"We'll show you what happens when you mess with our rights."
That's pretty much what hackers were saying after they broke into a BART website and published personal information about thousands of transit agency subscribers on Sunday.
On one level, the hack attack seemed poetic justice. There's something almost-righteous when you see that kind of response -- sort of like when David hurled the rock at Goliath.
But beyond the "tit for tat," something much more fundamental to American society happened over the weekend.
Laws and rules are among the cornerstones that separate civil society from anarchy. The hackers were angry that BART denied them their "rights" by cutting off cell phone service last week to prevent disruptive protest activity over a previous confrontation that resulted in a death.
They claim BART had been irresponsible.
Maybe they were, maybe they weren't. It's the kind of thing that gets sorted out by the legal system, or at least should be. But the wheels of justice rarely travel quickly, even for a fast-paced transit system.
Instead of waiting for the judicial process to determine the responsible parties, the hackers decided to act on their own.
Ironically, by taking matters into their own hands, they broke the law and hurt thousands of innocent people along the way -- people who had nothing to do with their spat with BART. In the process, they pushed our culture one step closer to anarchy and one step further away from civil society.
American democracy provides a lot of room for civil disobedience as a way of expressing anger and frustration. That's what marches and rallies do. Even sit-ins. But when civil disobedience harms innocent people, such activity should not be tolerated.

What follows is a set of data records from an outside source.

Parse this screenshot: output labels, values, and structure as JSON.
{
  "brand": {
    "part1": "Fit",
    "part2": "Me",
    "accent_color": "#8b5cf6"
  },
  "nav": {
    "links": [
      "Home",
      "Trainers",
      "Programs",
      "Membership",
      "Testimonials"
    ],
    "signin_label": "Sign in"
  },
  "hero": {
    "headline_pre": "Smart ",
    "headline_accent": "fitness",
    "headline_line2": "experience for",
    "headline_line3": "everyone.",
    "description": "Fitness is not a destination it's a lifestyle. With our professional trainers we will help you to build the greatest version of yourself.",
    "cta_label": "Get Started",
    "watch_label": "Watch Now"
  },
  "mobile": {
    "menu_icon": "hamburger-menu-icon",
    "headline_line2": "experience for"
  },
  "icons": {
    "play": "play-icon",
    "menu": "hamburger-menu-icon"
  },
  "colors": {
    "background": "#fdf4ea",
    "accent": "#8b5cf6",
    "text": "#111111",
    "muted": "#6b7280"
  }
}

Yesterday's hackers may be amused by the attention they brought to their cause. But beyond that, they revealed a contempt for the political process. The more these kinds of activities take place and are tolerated by the rest of us, the more endangered our democracy becomes.